» **What the task asks**
Leave out every picture, and restate word for word only the lines from the one containing "Output a JSON" through the end of the material.

<<<<

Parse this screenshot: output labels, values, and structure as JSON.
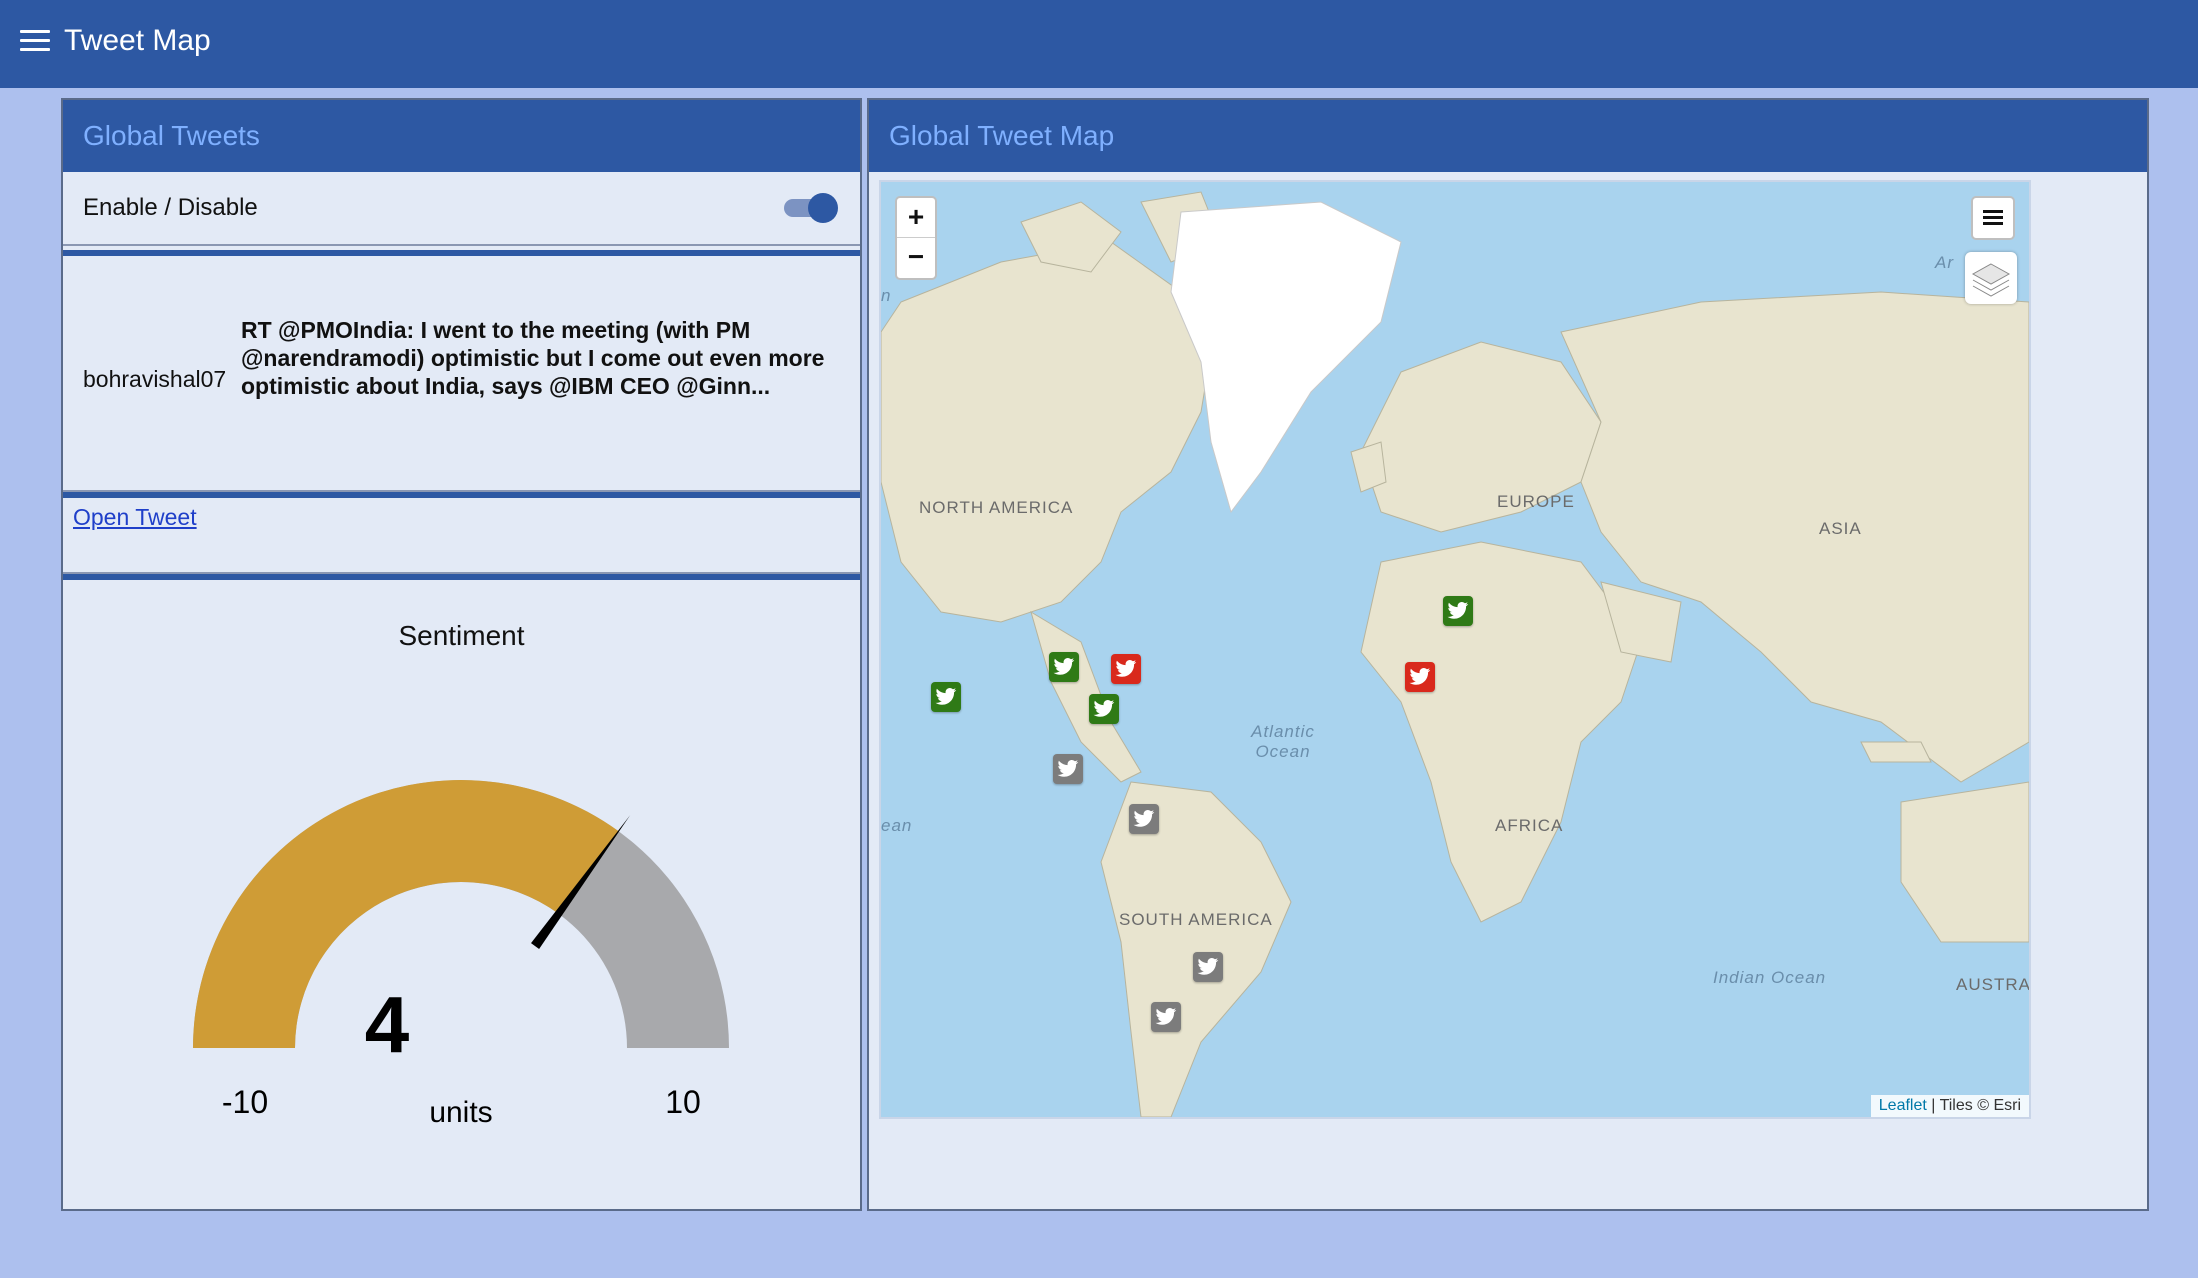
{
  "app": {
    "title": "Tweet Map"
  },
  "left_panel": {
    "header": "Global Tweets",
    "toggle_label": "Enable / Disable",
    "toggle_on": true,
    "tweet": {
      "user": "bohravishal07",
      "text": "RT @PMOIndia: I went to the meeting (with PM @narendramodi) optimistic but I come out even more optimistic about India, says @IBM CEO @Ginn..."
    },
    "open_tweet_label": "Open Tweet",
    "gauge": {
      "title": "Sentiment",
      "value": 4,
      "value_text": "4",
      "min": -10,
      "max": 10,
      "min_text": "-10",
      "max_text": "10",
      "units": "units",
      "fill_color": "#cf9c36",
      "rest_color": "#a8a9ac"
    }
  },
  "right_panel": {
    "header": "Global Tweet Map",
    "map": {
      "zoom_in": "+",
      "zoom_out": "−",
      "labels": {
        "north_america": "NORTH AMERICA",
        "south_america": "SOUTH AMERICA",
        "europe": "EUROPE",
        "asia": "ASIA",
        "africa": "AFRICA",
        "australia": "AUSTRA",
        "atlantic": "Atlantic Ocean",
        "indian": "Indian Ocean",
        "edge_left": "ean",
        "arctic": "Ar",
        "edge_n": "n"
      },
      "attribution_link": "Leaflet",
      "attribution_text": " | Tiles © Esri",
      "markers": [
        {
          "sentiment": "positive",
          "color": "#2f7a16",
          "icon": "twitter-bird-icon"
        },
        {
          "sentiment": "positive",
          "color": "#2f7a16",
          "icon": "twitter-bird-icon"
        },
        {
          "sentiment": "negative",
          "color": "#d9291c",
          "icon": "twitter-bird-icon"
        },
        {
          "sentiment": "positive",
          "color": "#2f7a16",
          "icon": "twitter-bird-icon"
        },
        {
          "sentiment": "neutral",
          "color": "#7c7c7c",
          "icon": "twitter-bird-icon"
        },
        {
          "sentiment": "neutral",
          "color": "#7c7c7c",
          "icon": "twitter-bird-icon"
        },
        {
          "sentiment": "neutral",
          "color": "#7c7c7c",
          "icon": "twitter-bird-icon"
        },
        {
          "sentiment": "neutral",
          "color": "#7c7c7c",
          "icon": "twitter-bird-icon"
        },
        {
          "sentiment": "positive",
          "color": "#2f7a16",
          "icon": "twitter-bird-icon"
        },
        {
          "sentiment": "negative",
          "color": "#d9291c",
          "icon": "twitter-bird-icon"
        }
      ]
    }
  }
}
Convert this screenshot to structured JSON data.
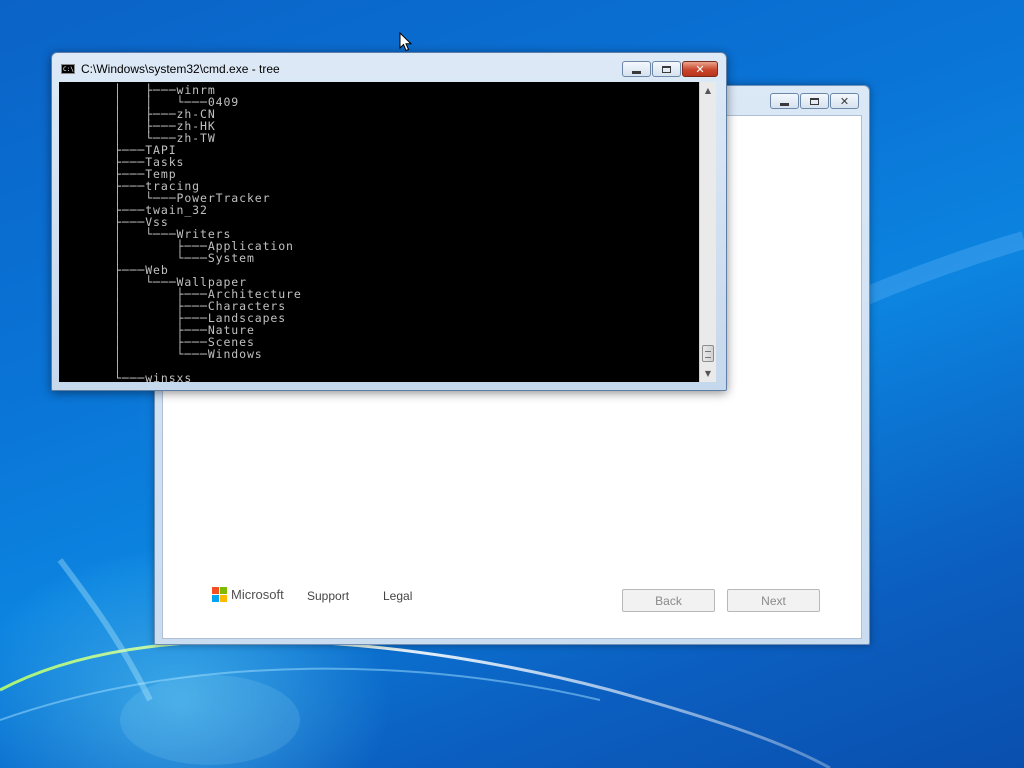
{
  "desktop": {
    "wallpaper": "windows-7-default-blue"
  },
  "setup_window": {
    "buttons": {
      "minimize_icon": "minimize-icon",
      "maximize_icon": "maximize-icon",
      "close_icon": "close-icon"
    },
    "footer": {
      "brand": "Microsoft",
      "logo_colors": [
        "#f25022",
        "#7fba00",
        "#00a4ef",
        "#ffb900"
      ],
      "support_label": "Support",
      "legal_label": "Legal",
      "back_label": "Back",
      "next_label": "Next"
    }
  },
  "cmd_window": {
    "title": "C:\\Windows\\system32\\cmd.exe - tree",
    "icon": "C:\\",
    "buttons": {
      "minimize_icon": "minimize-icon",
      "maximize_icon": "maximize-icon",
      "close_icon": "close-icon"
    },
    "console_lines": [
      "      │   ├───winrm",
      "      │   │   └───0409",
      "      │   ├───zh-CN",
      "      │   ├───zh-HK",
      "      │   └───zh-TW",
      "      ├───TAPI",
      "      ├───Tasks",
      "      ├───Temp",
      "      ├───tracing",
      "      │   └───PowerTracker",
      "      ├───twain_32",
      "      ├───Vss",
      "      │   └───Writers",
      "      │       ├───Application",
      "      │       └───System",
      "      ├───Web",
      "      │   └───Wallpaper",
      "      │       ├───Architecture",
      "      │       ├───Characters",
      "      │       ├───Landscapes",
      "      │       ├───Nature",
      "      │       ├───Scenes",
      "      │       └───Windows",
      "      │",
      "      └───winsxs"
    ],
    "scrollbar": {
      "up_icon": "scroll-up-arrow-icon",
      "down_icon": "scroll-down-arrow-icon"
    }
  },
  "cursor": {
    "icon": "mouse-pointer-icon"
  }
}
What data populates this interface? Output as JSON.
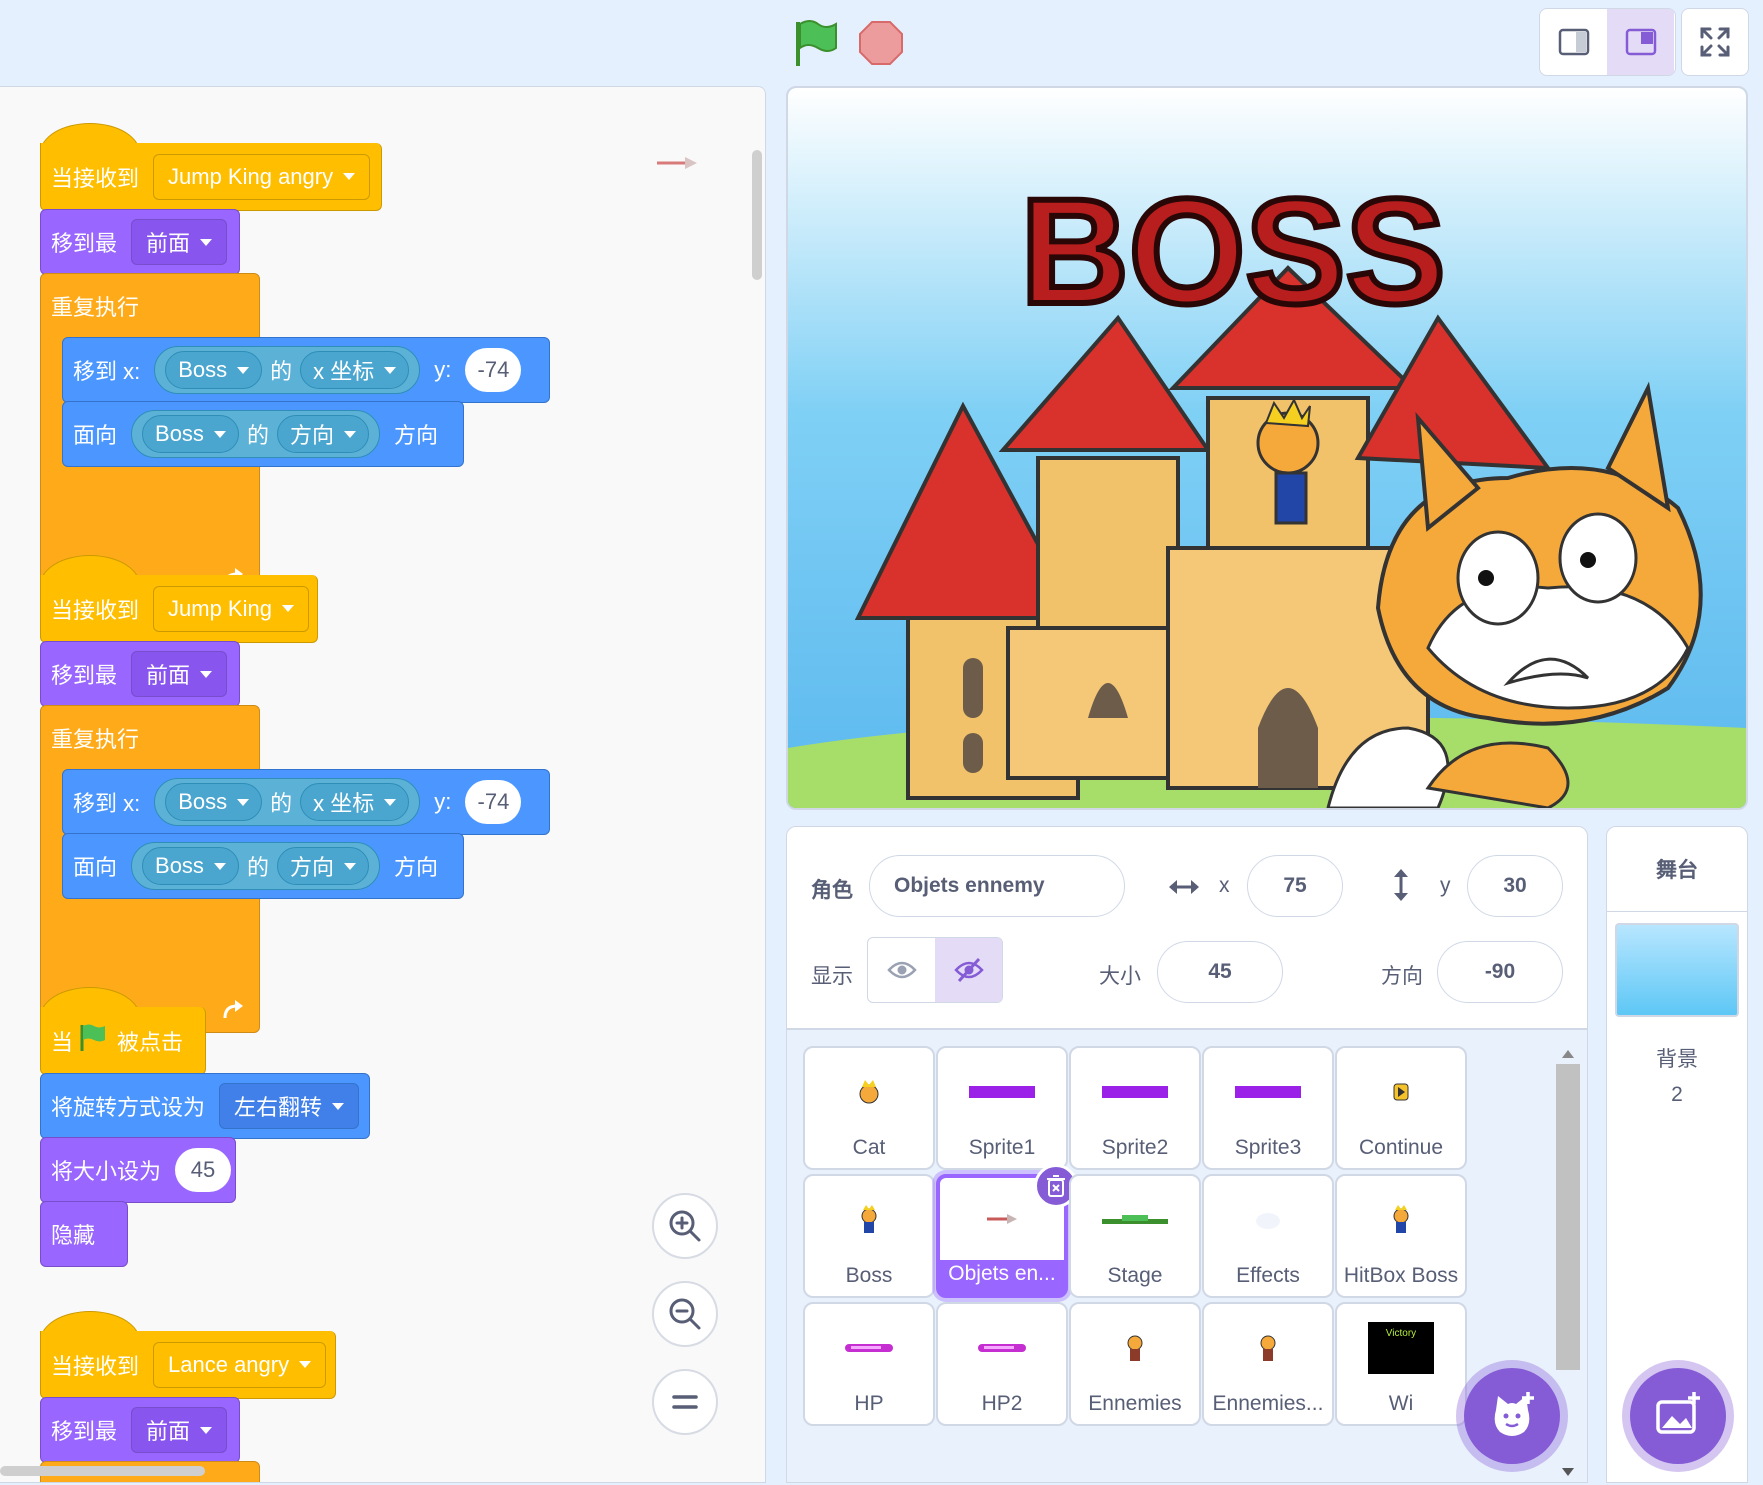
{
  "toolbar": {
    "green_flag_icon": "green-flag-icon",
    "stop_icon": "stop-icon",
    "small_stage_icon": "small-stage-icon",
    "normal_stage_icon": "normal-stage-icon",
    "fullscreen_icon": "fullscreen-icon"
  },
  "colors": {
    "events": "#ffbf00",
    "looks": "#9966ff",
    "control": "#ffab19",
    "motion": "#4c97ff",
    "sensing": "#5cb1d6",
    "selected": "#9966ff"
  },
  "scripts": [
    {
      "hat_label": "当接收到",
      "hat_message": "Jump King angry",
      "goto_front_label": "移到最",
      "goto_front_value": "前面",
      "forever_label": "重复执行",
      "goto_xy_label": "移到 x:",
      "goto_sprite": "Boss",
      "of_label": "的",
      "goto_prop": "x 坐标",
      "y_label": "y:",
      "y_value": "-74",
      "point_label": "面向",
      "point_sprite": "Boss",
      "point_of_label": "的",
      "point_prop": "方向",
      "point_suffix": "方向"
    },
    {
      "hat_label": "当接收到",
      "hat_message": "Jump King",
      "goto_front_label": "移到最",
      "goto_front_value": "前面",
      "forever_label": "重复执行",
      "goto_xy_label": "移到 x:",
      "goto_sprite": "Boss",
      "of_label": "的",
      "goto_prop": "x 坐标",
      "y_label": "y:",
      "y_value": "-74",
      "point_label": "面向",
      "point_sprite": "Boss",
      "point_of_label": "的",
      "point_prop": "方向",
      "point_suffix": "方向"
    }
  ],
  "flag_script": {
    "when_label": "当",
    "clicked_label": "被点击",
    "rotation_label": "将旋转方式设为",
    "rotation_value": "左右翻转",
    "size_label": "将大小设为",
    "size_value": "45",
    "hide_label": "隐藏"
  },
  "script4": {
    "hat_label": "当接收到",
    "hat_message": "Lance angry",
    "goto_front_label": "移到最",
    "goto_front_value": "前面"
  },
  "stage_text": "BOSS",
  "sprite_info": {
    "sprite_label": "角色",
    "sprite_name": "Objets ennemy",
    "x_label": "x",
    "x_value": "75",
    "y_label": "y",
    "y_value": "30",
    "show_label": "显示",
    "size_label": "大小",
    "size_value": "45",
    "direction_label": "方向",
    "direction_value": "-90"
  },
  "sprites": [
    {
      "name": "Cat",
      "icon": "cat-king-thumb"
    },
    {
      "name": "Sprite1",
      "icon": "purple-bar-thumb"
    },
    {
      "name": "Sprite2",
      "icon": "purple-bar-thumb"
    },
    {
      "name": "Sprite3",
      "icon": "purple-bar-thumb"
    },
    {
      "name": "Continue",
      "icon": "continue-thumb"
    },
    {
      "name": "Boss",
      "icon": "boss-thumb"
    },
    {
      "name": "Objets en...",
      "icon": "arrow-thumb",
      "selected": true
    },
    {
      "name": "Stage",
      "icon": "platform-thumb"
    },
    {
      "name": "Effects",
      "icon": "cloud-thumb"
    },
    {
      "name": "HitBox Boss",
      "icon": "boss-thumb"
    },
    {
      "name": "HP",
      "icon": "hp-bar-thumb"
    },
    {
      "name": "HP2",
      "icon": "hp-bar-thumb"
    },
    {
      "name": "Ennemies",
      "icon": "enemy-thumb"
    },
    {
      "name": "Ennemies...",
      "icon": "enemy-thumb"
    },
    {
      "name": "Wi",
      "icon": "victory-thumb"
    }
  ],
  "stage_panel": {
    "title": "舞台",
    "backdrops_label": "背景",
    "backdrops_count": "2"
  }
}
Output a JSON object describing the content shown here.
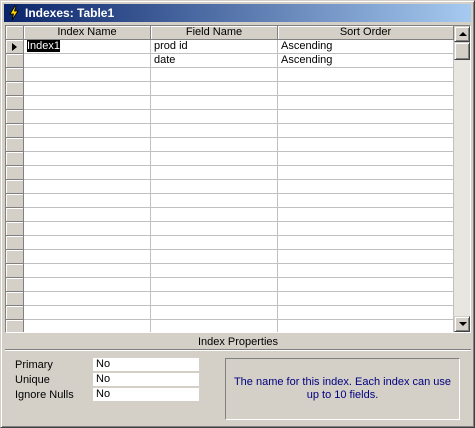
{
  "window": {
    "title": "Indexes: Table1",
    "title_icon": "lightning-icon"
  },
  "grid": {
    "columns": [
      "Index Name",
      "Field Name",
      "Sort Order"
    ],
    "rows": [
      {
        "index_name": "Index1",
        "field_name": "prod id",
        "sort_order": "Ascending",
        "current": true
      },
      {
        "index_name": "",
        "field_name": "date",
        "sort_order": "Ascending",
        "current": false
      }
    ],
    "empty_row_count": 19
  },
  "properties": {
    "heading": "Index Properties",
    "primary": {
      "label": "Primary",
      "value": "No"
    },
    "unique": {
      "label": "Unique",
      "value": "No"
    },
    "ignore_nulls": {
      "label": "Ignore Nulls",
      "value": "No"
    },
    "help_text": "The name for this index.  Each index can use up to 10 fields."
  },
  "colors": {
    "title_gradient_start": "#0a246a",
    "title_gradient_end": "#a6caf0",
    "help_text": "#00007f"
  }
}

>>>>

» **Result of this exercise**
Output a JSON object describing the content shown here.
{
  "window": {
    "title": "Indexes: Table1",
    "title_icon": "lightning-icon"
  },
  "grid": {
    "columns": [
      "Index Name",
      "Field Name",
      "Sort Order"
    ],
    "rows": [
      {
        "index_name": "Index1",
        "field_name": "prod id",
        "sort_order": "Ascending",
        "current": true
      },
      {
        "index_name": "",
        "field_name": "date",
        "sort_order": "Ascending",
        "current": false
      }
    ],
    "empty_row_count": 19
  },
  "properties": {
    "heading": "Index Properties",
    "primary": {
      "label": "Primary",
      "value": "No"
    },
    "unique": {
      "label": "Unique",
      "value": "No"
    },
    "ignore_nulls": {
      "label": "Ignore Nulls",
      "value": "No"
    },
    "help_text": "The name for this index.  Each index can use up to 10 fields."
  },
  "colors": {
    "title_gradient_start": "#0a246a",
    "title_gradient_end": "#a6caf0",
    "help_text": "#00007f"
  }
}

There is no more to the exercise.